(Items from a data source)
▽
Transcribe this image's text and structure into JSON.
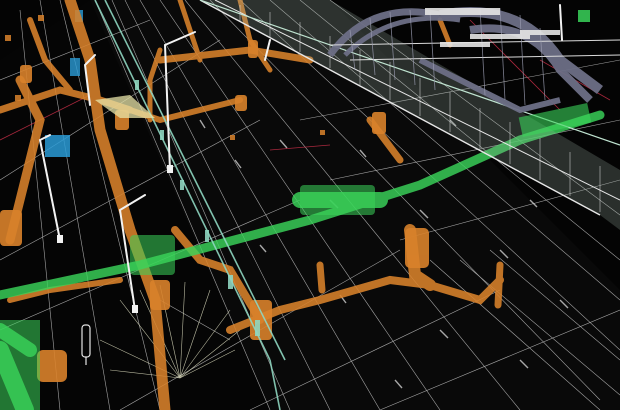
{
  "scene": {
    "description_visible_text": [],
    "colors": {
      "background": "#040404",
      "wireframe": "#d9d9d9",
      "bridge_rail": "#8fd6c0",
      "utility_orange": "#d9822b",
      "utility_green": "#3ad45a",
      "utility_blue": "#2a9bd6",
      "bridge_structure": "#6d6f86",
      "accent_red": "#d0304a",
      "light_pole": "#f2f2f2"
    }
  }
}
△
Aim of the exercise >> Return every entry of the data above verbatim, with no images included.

Written reply >>
Transcribe this image's text and structure into JSON.
{
  "scene": {
    "description_visible_text": [],
    "colors": {
      "background": "#040404",
      "wireframe": "#d9d9d9",
      "bridge_rail": "#8fd6c0",
      "utility_orange": "#d9822b",
      "utility_green": "#3ad45a",
      "utility_blue": "#2a9bd6",
      "bridge_structure": "#6d6f86",
      "accent_red": "#d0304a",
      "light_pole": "#f2f2f2"
    }
  }
}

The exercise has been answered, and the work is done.